In the previous videos, I explain depreciation and I described that there are four main methods to calculate depreciation. In the three previous videos, I explained this straight line, declining balance, and declining balance switching to a straight line. And in this video, I'm going to talk about modified accelerated cost recovery system, or MACRS.

The fourth method of calculating depreciation is called modified accelerated cost recovery system, or MACRS, and it is a very popular method in the United States to recover cost of most intangible depreciable assets. So MACRS is actually a declining balance switching to straight line method that considers half year convention. But the good thing about this method is rates are calculated in the standard tables, and they are in the IRS website.

So if you search the IRS website and look for table A-1 that includes the MACRS rates, you will find this page and you will find this table. This is the address, the web address here that I will provide in the comments section. And this is the table A-1. So these columns are including the standard rates. For example, if you are considering the projects, the depreciation life three years, these are the rates that you have to apply. And because this is half-year convention, we are going to have four years. And this is if we have the depreciation life of five years, depreciation life of seven years, depreciation life of 10 years, and so on.

So again, as you can see here, because this is half-year convention so everything is shift forward for six months. So the first year has just six months of depreciation. And you can see this is the first year that we are switching from declining balance to the straight line. And again, because this is half convention, the last year is just considering six months of depreciation. So this rate is half of the year before.

So again, one thing to remember here, this column includes the MACRS for a seven year half year convention. But because this is half-year convention, we're going to have actually eight years for an eight rate for depreciation. This is 10 years. Please consider that we are going to have 11 years of depreciation. So if you are having a question that asks you to use the 10 years table, and you are going to have, let's say, eight years of depreciation, or nine years of depreciation, what you can do is you follow these rates for year 1, 2, 3, 4, 5, 6, 7, and 8. And for the rest, let's say you are going to have eight years of depreciation. For year 8, you will add up these later years, year 11, year 10, year 9, and year 8, all this four, and put that four year 8 to make sure the summation is 100%.

So year 1 is the same, 2, 3, 4, so on. For year 8, you will put the summation of year 8 to year 11. You put the summation of all these eight numbers. So if you are using the seven years-- another example. If you're using the 7 years column, 7 years of depreciation life, but you're just going to have, let's say, four years, this is a rate for year 1, year 2, year 3. For the year 4, you will add the other numbers and add that to year 4. So you will add these 12.49 plus this, plus this, plus this, and plus this, and you add that for year 4.

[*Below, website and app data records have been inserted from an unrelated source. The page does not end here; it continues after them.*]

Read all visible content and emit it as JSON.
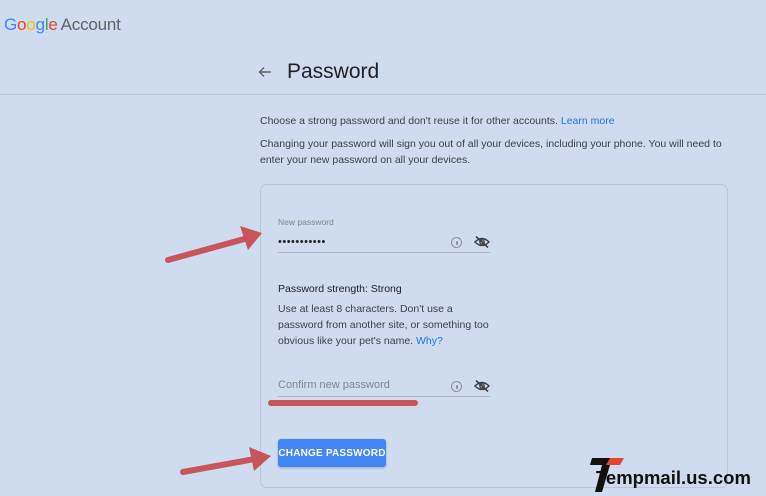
{
  "header": {
    "brand_g1": "G",
    "brand_g2": "o",
    "brand_g3": "o",
    "brand_g4": "g",
    "brand_g5": "l",
    "brand_g6": "e",
    "brand_account": "Account"
  },
  "page": {
    "title": "Password",
    "intro_text": "Choose a strong password and don't reuse it for other accounts.",
    "learn_more": "Learn more",
    "intro_2": "Changing your password will sign you out of all your devices, including your phone. You will need to enter your new password on all your devices."
  },
  "form": {
    "new_password_label": "New password",
    "new_password_value": "•••••••••••",
    "strength": "Password strength: Strong",
    "hint": "Use at least 8 characters. Don't use a password from another site, or something too obvious like your pet's name.",
    "why_link": "Why?",
    "confirm_placeholder": "Confirm new password",
    "submit_label": "CHANGE PASSWORD"
  },
  "watermark": {
    "text": "Tempmail.us.com"
  },
  "colors": {
    "background": "#cfdcef",
    "primary_button": "#4285f4",
    "link": "#1a73e8",
    "annotation_arrow": "#c8555a"
  },
  "icons": [
    "back-arrow-icon",
    "key-icon",
    "eye-off-icon"
  ]
}
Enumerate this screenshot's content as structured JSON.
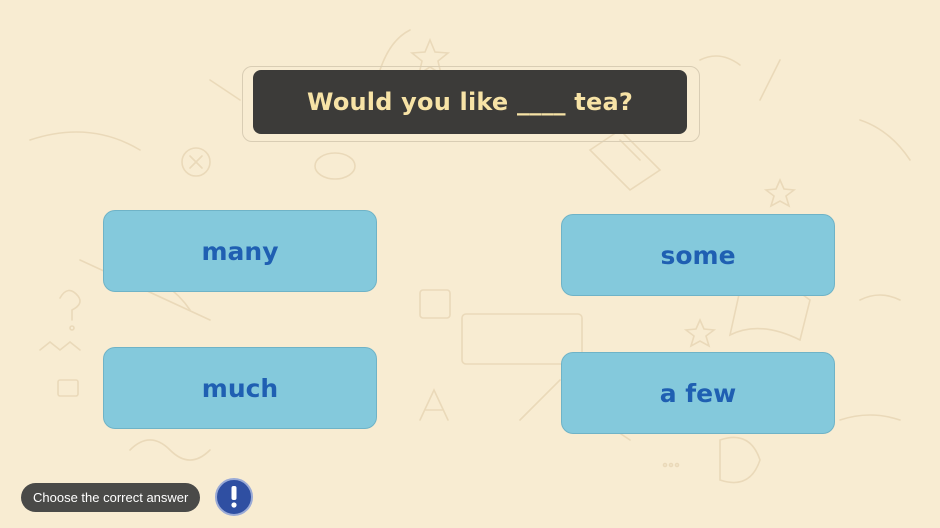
{
  "question": {
    "text": "Would you like ____ tea?"
  },
  "answers": [
    {
      "label": "many"
    },
    {
      "label": "some"
    },
    {
      "label": "much"
    },
    {
      "label": "a few"
    }
  ],
  "footer": {
    "instruction": "Choose the correct answer",
    "hint_icon": "exclamation-icon"
  },
  "colors": {
    "background": "#f8ecd2",
    "question_bg": "#3c3b39",
    "question_text": "#f7e3a6",
    "answer_bg": "#84c9dc",
    "answer_text": "#1f5fb2",
    "hint_button": "#2f4fa2"
  }
}
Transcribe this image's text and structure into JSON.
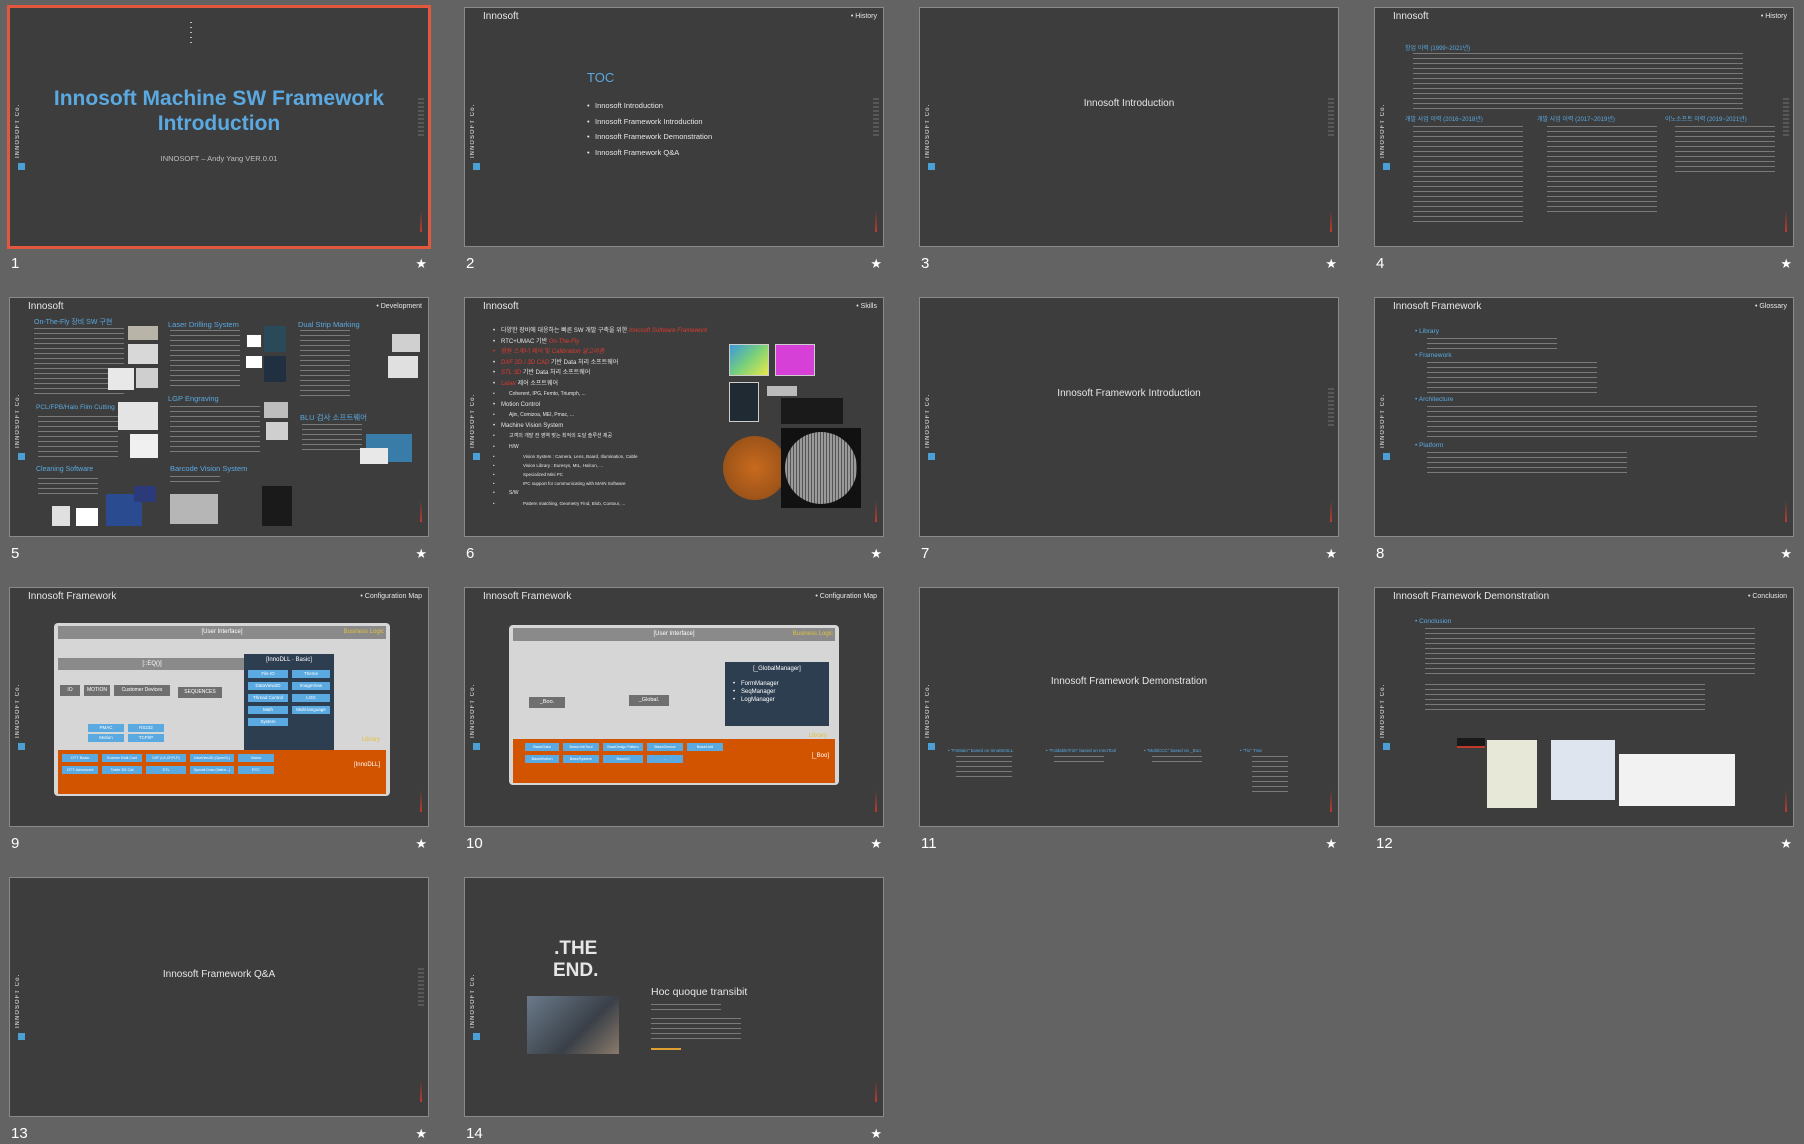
{
  "slides": [
    {
      "num": "1",
      "title": "Innosoft Machine SW Framework Introduction",
      "subtitle": "INNOSOFT – Andy Yang VER.0.01"
    },
    {
      "num": "2",
      "header": "Innosoft",
      "section": "History",
      "toc_title": "TOC",
      "toc": [
        "Innosoft Introduction",
        "Innosoft Framework Introduction",
        "Innosoft Framework Demonstration",
        "Innosoft Framework Q&A"
      ]
    },
    {
      "num": "3",
      "title": "Innosoft Introduction"
    },
    {
      "num": "4",
      "header": "Innosoft",
      "section": "History",
      "h1": "창업 이력 (1999~2021년)",
      "cols": [
        "개발 사업 이력 (2016~2018년)",
        "개발 사업 이력 (2017~2019년)",
        "이노소프트 이력 (2019~2021년)"
      ]
    },
    {
      "num": "5",
      "header": "Innosoft",
      "section": "Development",
      "labels": [
        "On-The-Fly 장비 SW 구현",
        "Laser Drilling System",
        "Dual Strip Marking",
        "PCL/FPB/Halo Film Cutting",
        "LGP Engraving",
        "BLU 검사 소프트웨어",
        "Cleaning Software",
        "Barcode Vision System"
      ]
    },
    {
      "num": "6",
      "header": "Innosoft",
      "section": "Skills",
      "lines": [
        {
          "a": "다양한 장비에 대응하는 빠른 SW 개발 구축을 위한 ",
          "b": "Innosoft Software Framework"
        },
        {
          "a": "RTC+UMAC 기반 ",
          "b": "On-The-Fly"
        },
        {
          "a": "광원 스캐너 제어 및 ",
          "b": "Calibration 알고리즘"
        },
        {
          "a": "",
          "b": "DXF 2D / 3D CAD",
          "c": " 기반 Data 처리 소프트웨어"
        },
        {
          "a": "",
          "b": "STL 3D",
          "c": " 기반 Data 처리 소프트웨어"
        },
        {
          "a": "",
          "b": "Laser",
          "c": " 제어 소프트웨어"
        }
      ],
      "sub1": "Coherent, IPG, Femto, Triumph, ...",
      "m1": "Motion Control",
      "sub2": "Ajin, Comizoa, MEI, Pmac, ...",
      "m2": "Machine Vision System",
      "sub3": "고객의 개발 전 영역 맞는 최적의 도달 솔루션 제공",
      "hw": "H/W",
      "hw_items": [
        "Vision System : Camera, Lens, Board, Illumination, Cable",
        "Vision Library : Euresys, MIL, Halcon, ...",
        "Specialized Mini PC",
        "IPC support for communicating with MAIN Software"
      ],
      "sw": "S/W",
      "sw_items": [
        "Pattern matching, Geometry Find, Blob, Contour, ..."
      ]
    },
    {
      "num": "7",
      "title": "Innosoft Framework Introduction"
    },
    {
      "num": "8",
      "header": "Innosoft Framework",
      "section": "Glossary",
      "terms": [
        "Library",
        "Framework",
        "Architecture",
        "Platform"
      ]
    },
    {
      "num": "9",
      "header": "Innosoft Framework",
      "section": "Configuration Map",
      "ui": "[User Interface]",
      "biz": "Business Logic",
      "eq": "[::EQ()]",
      "basic": "[InnoDLL · Basic]",
      "boxes": [
        "IO",
        "MOTION",
        "Customer Devices",
        "SEQUENCES"
      ],
      "basic_items": [
        "File IO",
        "Theme",
        "DataView2D",
        "ImageView",
        "Thread Control",
        "LOG",
        "Math",
        "Multi-language",
        "System"
      ],
      "mid": [
        "PMAC",
        "RS232",
        "Motion",
        "TCP/IP"
      ],
      "lib": "Library",
      "innodll": "[InnoDLL]",
      "bottom": [
        "OTT Basic",
        "Scanner Multi-Card",
        "DXF (LA,CP,FLP)",
        "DataView3D (OpenGL)",
        "Vision",
        "OTT Advanced",
        "Table 3D Cal",
        "STL",
        "Special Draw (Matrix...)",
        "RTC"
      ]
    },
    {
      "num": "10",
      "header": "Innosoft Framework",
      "section": "Configuration Map",
      "ui": "[User Interface]",
      "biz": "Business Logic",
      "boo": "_Boo.",
      "global": "_Global.",
      "gm": "[_GlobalManager]",
      "gm_items": [
        "FormManager",
        "SeqManager",
        "LogManager"
      ],
      "lib": "Library",
      "lib2": "[_Boo]",
      "bottom": [
        "BaseData",
        "BaseJobTool",
        "BaseDesign Pattern",
        "BaseDevice",
        "BaseUnit",
        "BaseMotion",
        "BaseSystem",
        "BaseUI",
        "..."
      ]
    },
    {
      "num": "11",
      "title": "Innosoft Framework Demonstration",
      "cols": [
        "\"FSMain\" based on InnoMcSLL",
        "\"FoldableTrim\" based on InnoTool",
        "\"MultiCCC\" based on _Boo",
        "\"Tix\" Trav"
      ]
    },
    {
      "num": "12",
      "header": "Innosoft Framework Demonstration",
      "section": "Conclusion",
      "h": "Conclusion"
    },
    {
      "num": "13",
      "title": "Innosoft Framework Q&A"
    },
    {
      "num": "14",
      "end": ".THE END.",
      "end1": ".THE",
      "end2": "END.",
      "tag": "Hoc quoque transibit"
    }
  ]
}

So let's work on this example. The example that we worked before. The asset is purchased at $100,000 with 0 salvage value. And we are going to have to use the five year half-year convention for calculating the depreciation for this asset. So we will go to the table. This is a five-year column. So we just read the rates-- 20%, 32, 19.2, and so on. And we extract these rates and we write them here. And the rest is very easy. We just multiply the depreciable value, which was $100,000, with the rates. And these are the depreciation that we get for each year. And again, this method, because it is based on the declining balance, which includes straight line, the summation should be exactly equal to 100,000 of depreciable value. For year 1, be multiply the depreciable value by the rate that we read from table. And again, we are going to have six years of depreciation.

If the question asks us to specifically have five years, we just add this sixth year to the fifth year. And we just add these two, and we make sure the summation is $100,000.

Credit: Farid Tayari

Italicized sections are from Stermole, F.J., Stermole, J.M. (2014) Economic Evaluation and Investment Decision Methods, 14 edition. Lakewood, Colorado: Investment Evaluations Co.